● **What to produce**:
All of the listing, from first line to last, should be output exactly; the pictures stay out.

● **Supplied material**:
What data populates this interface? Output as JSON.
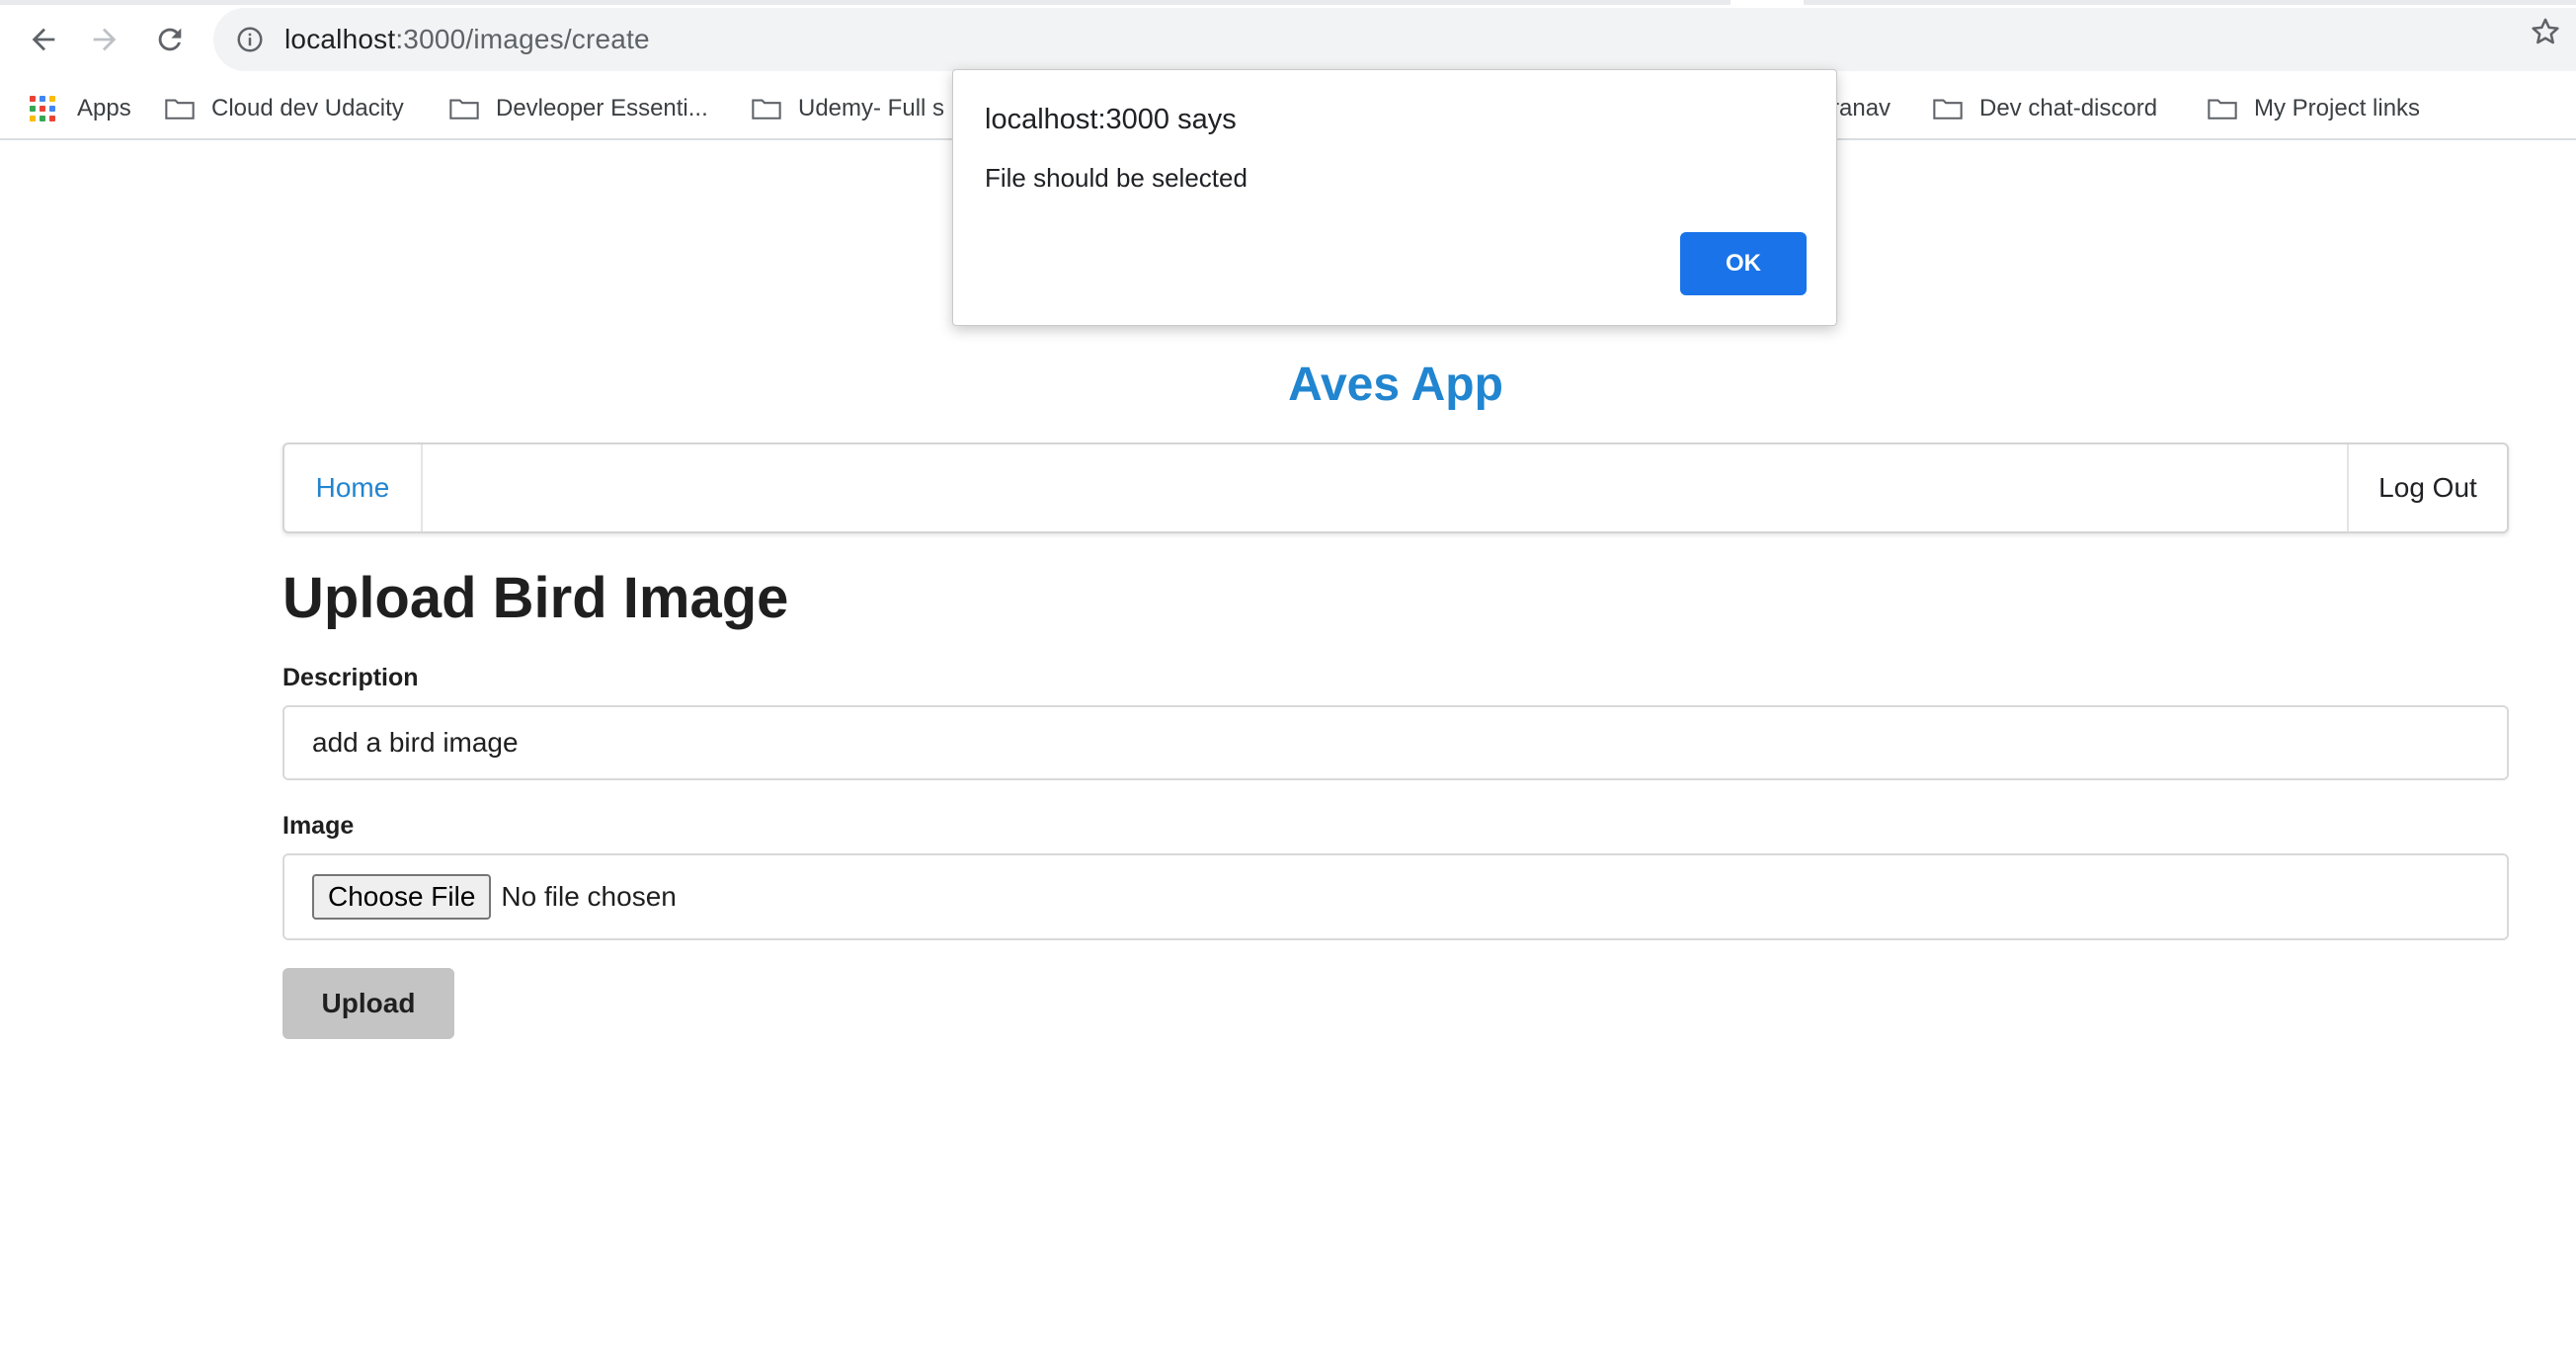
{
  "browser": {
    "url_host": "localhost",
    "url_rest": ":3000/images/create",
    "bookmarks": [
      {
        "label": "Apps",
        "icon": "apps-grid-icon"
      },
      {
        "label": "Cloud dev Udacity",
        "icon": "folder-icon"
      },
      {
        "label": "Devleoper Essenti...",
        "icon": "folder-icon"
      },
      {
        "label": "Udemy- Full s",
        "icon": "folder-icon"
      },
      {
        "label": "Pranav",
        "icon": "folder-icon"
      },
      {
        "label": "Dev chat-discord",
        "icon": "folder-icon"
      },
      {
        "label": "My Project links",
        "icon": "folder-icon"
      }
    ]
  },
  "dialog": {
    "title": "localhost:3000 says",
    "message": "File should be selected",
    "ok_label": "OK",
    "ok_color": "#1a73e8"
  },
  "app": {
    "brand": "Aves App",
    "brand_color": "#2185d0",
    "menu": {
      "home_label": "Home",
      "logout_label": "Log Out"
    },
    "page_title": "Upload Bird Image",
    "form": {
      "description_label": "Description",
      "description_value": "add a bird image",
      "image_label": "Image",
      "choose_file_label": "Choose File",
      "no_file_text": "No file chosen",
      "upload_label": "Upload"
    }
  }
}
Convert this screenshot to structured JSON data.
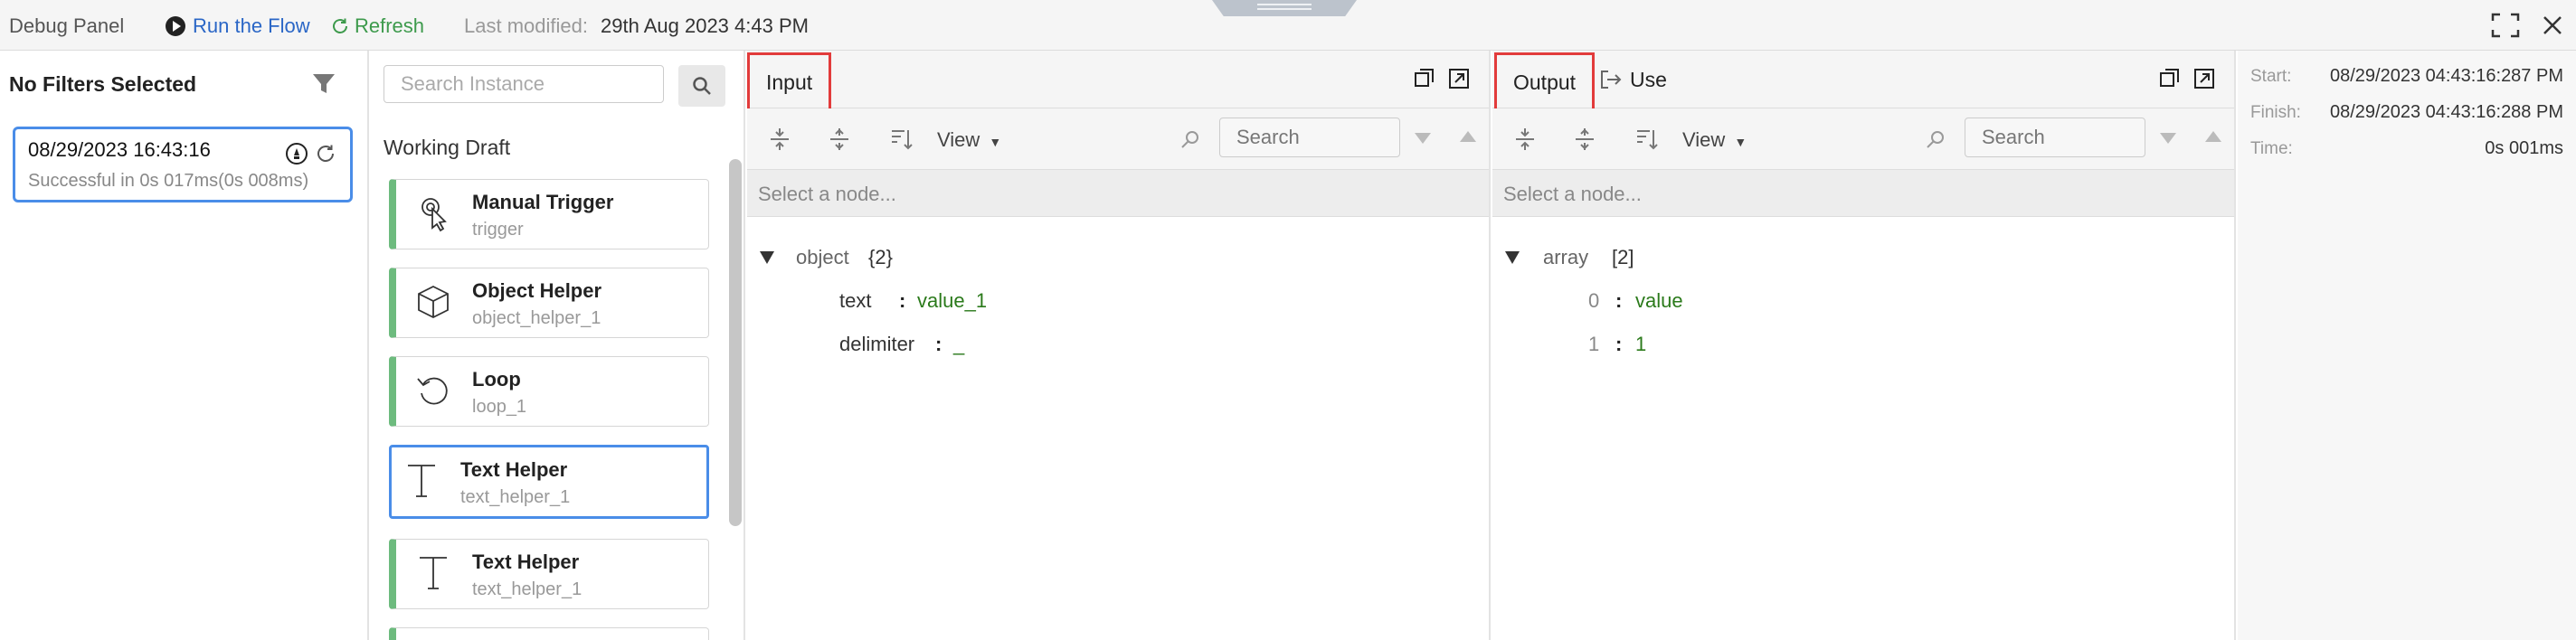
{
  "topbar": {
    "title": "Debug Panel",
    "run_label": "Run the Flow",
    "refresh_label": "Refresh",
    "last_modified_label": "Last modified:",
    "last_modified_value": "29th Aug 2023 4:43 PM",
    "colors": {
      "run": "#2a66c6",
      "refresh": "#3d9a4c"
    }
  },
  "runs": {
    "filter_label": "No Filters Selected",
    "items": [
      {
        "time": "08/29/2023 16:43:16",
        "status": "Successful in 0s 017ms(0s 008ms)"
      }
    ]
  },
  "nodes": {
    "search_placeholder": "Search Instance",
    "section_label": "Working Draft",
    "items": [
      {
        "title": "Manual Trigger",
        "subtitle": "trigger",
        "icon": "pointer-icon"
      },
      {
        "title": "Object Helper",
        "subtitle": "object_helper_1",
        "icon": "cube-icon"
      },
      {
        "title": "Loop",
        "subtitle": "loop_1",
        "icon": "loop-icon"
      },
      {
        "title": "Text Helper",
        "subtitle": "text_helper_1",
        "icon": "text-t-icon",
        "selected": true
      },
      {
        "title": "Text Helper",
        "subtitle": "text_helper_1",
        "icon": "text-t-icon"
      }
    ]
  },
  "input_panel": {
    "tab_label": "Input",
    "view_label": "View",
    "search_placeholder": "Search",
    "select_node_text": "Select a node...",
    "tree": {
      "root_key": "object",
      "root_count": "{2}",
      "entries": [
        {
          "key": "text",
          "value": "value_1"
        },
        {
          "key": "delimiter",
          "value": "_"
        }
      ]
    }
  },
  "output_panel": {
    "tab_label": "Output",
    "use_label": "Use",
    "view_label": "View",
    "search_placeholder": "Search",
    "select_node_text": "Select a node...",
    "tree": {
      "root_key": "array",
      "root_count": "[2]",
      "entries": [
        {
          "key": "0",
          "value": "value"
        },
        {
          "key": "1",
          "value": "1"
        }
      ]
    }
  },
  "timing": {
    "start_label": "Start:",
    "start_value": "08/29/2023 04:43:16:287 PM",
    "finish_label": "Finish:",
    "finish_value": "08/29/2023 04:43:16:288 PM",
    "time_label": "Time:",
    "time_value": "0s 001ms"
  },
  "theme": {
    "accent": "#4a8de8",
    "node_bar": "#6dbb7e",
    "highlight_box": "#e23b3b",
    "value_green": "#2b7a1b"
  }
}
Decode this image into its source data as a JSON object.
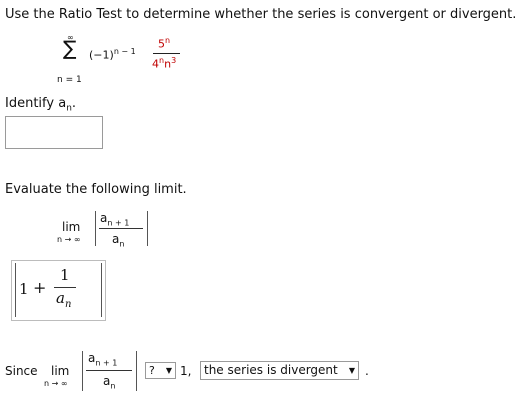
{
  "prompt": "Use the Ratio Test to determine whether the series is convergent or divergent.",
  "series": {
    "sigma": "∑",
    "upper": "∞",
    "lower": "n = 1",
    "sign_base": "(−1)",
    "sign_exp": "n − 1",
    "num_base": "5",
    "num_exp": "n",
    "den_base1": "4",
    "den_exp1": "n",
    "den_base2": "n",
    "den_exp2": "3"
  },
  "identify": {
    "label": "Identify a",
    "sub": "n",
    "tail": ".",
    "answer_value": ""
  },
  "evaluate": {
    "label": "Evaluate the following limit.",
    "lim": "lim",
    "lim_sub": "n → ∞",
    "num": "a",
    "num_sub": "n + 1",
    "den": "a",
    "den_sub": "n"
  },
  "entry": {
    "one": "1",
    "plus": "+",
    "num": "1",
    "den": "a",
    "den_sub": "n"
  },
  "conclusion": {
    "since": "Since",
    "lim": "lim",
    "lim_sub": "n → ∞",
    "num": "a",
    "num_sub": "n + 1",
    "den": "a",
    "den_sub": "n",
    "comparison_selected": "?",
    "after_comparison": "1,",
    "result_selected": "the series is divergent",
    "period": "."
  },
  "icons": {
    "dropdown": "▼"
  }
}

● **Reply**:
What data populates this interface? Output as JSON.
{
  "browser": {
    "url_host": "localhost",
    "url_rest": ":3000/images/create",
    "bookmarks": [
      {
        "label": "Apps",
        "icon": "apps-grid-icon"
      },
      {
        "label": "Cloud dev Udacity",
        "icon": "folder-icon"
      },
      {
        "label": "Devleoper Essenti...",
        "icon": "folder-icon"
      },
      {
        "label": "Udemy- Full s",
        "icon": "folder-icon"
      },
      {
        "label": "Pranav",
        "icon": "folder-icon"
      },
      {
        "label": "Dev chat-discord",
        "icon": "folder-icon"
      },
      {
        "label": "My Project links",
        "icon": "folder-icon"
      }
    ]
  },
  "dialog": {
    "title": "localhost:3000 says",
    "message": "File should be selected",
    "ok_label": "OK",
    "ok_color": "#1a73e8"
  },
  "app": {
    "brand": "Aves App",
    "brand_color": "#2185d0",
    "menu": {
      "home_label": "Home",
      "logout_label": "Log Out"
    },
    "page_title": "Upload Bird Image",
    "form": {
      "description_label": "Description",
      "description_value": "add a bird image",
      "image_label": "Image",
      "choose_file_label": "Choose File",
      "no_file_text": "No file chosen",
      "upload_label": "Upload"
    }
  }
}
Convert this screenshot to structured JSON data.
{
  "topbar": {
    "title": "Debug Panel",
    "run_label": "Run the Flow",
    "refresh_label": "Refresh",
    "last_modified_label": "Last modified:",
    "last_modified_value": "29th Aug 2023 4:43 PM",
    "colors": {
      "run": "#2a66c6",
      "refresh": "#3d9a4c"
    }
  },
  "runs": {
    "filter_label": "No Filters Selected",
    "items": [
      {
        "time": "08/29/2023 16:43:16",
        "status": "Successful in 0s 017ms(0s 008ms)"
      }
    ]
  },
  "nodes": {
    "search_placeholder": "Search Instance",
    "section_label": "Working Draft",
    "items": [
      {
        "title": "Manual Trigger",
        "subtitle": "trigger",
        "icon": "pointer-icon"
      },
      {
        "title": "Object Helper",
        "subtitle": "object_helper_1",
        "icon": "cube-icon"
      },
      {
        "title": "Loop",
        "subtitle": "loop_1",
        "icon": "loop-icon"
      },
      {
        "title": "Text Helper",
        "subtitle": "text_helper_1",
        "icon": "text-t-icon",
        "selected": true
      },
      {
        "title": "Text Helper",
        "subtitle": "text_helper_1",
        "icon": "text-t-icon"
      }
    ]
  },
  "input_panel": {
    "tab_label": "Input",
    "view_label": "View",
    "search_placeholder": "Search",
    "select_node_text": "Select a node...",
    "tree": {
      "root_key": "object",
      "root_count": "{2}",
      "entries": [
        {
          "key": "text",
          "value": "value_1"
        },
        {
          "key": "delimiter",
          "value": "_"
        }
      ]
    }
  },
  "output_panel": {
    "tab_label": "Output",
    "use_label": "Use",
    "view_label": "View",
    "search_placeholder": "Search",
    "select_node_text": "Select a node...",
    "tree": {
      "root_key": "array",
      "root_count": "[2]",
      "entries": [
        {
          "key": "0",
          "value": "value"
        },
        {
          "key": "1",
          "value": "1"
        }
      ]
    }
  },
  "timing": {
    "start_label": "Start:",
    "start_value": "08/29/2023 04:43:16:287 PM",
    "finish_label": "Finish:",
    "finish_value": "08/29/2023 04:43:16:288 PM",
    "time_label": "Time:",
    "time_value": "0s 001ms"
  },
  "theme": {
    "accent": "#4a8de8",
    "node_bar": "#6dbb7e",
    "highlight_box": "#e23b3b",
    "value_green": "#2b7a1b"
  }
}
Decode this image into its source data as a JSON object.
{
  "prompt": "Use the Ratio Test to determine whether the series is convergent or divergent.",
  "series": {
    "sigma": "∑",
    "upper": "∞",
    "lower": "n = 1",
    "sign_base": "(−1)",
    "sign_exp": "n − 1",
    "num_base": "5",
    "num_exp": "n",
    "den_base1": "4",
    "den_exp1": "n",
    "den_base2": "n",
    "den_exp2": "3"
  },
  "identify": {
    "label": "Identify a",
    "sub": "n",
    "tail": ".",
    "answer_value": ""
  },
  "evaluate": {
    "label": "Evaluate the following limit.",
    "lim": "lim",
    "lim_sub": "n → ∞",
    "num": "a",
    "num_sub": "n + 1",
    "den": "a",
    "den_sub": "n"
  },
  "entry": {
    "one": "1",
    "plus": "+",
    "num": "1",
    "den": "a",
    "den_sub": "n"
  },
  "conclusion": {
    "since": "Since",
    "lim": "lim",
    "lim_sub": "n → ∞",
    "num": "a",
    "num_sub": "n + 1",
    "den": "a",
    "den_sub": "n",
    "comparison_selected": "?",
    "after_comparison": "1,",
    "result_selected": "the series is divergent",
    "period": "."
  },
  "icons": {
    "dropdown": "▼"
  }
}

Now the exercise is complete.